  • Consider off-campus study: Semester and/or alternative Spring Breaks;
  • Continue to job shadow; and,
  • Gain further career experience associated with your education during the academic year and as part of a summer job or internship.

Second Year

  • Get involved with on-campus clubs and organizations, athletic teams and/or intramural sports;
  • Attend the pre-Fall Break “Major Fest” to explore the various major options and career tracks;
  • Declare a major;
  • Meet regularly with your Faculty Mentor or match your interests with a faculty member in your major department. Determine which professors have areas of expertise most similar to your interests. Talk to people in the academic department to find out about faculty research, scholarly, and creative interests;
  • Attend on-campus career workshops;
  • Work with the Career Development Office to create an approved resume;
  • Job shadow people involved in various careers and professions of interest; and,
  • Gain further career experience associated with your education during the academic year and as part of a summer job or internship.

Fourth Year

  • Complete a Senior Capstone/Thesis in your major area(s);
  • Continue to meet regularly with your Faculty Mentor;
  • Perfect your interviewing skills;
  • Expand your existing network of contacts;
  • Finalize your resume and prepare cover letter;
  • Build a credential file in the Career Development Office;
  • Interview with on-campus recruiters;
  • Set-up informational interviews with target companies;
  • If relevant, apply to graduate school programs, and if necessary, re-take entrance exams; and,
  • Practice career goal-setting.

 

What can I do with an Environmental Studies major?

Environmental Studies can lead to careers in research, conservation, sustainability, and education. It also provides a background for further work in other disciplines of the social sciences, humanities, and biological sciences, as well as for professional careers in government, business, law, medicine, social services, and other fields.

Recent graduates have taken many paths, including graduate school programs in biology, business, law, and education; and careers as biologists, teachers, park rangers and naturalists.

Recent graduates of our program work for…

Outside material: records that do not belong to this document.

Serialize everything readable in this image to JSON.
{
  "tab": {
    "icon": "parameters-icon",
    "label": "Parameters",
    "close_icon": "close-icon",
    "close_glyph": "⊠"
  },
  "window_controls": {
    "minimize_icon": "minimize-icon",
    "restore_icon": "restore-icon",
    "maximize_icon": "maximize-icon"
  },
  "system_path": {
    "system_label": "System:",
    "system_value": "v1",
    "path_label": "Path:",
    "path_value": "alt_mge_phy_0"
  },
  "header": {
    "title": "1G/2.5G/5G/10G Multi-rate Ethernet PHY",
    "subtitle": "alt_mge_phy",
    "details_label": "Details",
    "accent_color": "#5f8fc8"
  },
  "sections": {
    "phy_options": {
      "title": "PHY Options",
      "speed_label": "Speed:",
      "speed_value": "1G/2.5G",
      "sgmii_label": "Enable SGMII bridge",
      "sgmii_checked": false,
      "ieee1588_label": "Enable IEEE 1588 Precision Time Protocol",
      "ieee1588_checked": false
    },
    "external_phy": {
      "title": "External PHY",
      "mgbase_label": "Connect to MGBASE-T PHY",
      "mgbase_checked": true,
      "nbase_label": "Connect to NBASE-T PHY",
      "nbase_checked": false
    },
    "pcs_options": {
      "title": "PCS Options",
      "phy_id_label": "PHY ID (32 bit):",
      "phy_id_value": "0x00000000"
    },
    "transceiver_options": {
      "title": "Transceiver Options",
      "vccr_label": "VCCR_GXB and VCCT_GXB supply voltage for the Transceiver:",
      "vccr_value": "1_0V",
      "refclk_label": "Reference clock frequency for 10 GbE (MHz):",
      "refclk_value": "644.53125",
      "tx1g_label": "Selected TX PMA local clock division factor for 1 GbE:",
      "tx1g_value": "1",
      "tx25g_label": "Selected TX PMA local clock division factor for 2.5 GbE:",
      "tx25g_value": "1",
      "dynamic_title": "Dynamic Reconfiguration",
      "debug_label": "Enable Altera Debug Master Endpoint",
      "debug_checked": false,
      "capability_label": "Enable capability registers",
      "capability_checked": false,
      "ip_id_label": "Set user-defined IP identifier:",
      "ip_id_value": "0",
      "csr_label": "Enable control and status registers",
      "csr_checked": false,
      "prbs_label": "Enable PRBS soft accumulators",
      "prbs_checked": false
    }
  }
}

  • AmeriCorps
  • Brandon Public Library
  • Department of Natural Resources
  • Encap, Inc.
  • Hawks Nursery Company Inc.
  • J.R. Thompson Co.
  • Kohler Co.
  • Organizing for America
  • San Joquin County Outdoor Education Program
  • South Central Public Health District
  • Student Conservation Association
  • Ubermind, Inc.
  • Wisconsin Department of Natural Resources

Job titles of recent graduates include…

  • Conservation Biologist
  • Habitat Restoration Manager
  • Environmental/Ecology Consultant
  • Chemical Technician
  • Grants & Development Coordinator
  • Field Organizer
  • Teacher
  • Naturalist
  • Environmental Health Specialist
  • Marketing Communications Specialist
  • Safety Manager
  • Park Ranger

 

Off-Campus Study Programs

ACM Costa Rica: Field Research in the Environment, Social Sciences, & Humanities. Students conduct field studies in Costa Rica during the spring semester. One recent Ripon graduate studied scarlet macaws and has continued her work with these colorful birds after her graduation.

ACM Tanzania: Ecology & Human Origins. Student divide their time between the University of Dar es Salaam and important anthropological and ecological sites in northern Tanzania. From tent camps, students study in the Serengeti and Ngorongoro areas.

Wilderness Field Station Program. Environmentalists gain first-hand experience in one of the United States’ foremost wilderness areas, the Boundary Waters Canoe Area Wilderness (BWCAW). The students in this program share their time between the Wilderness Biological Station and study sites in the BWCAW and Quetico Provincial Park in Ontario, Canada.

The Washington Semester Program. Administered by American University, this program focuses on environmental policy and environmental law.

Ripon students often participate in the Semester in Environmental Science at the Marine Biology Laboratory in Woods Hole, Massachusetts. Others spend a semester on an open-ocean research cruise with the SEA Semester program in marine and environmental studies.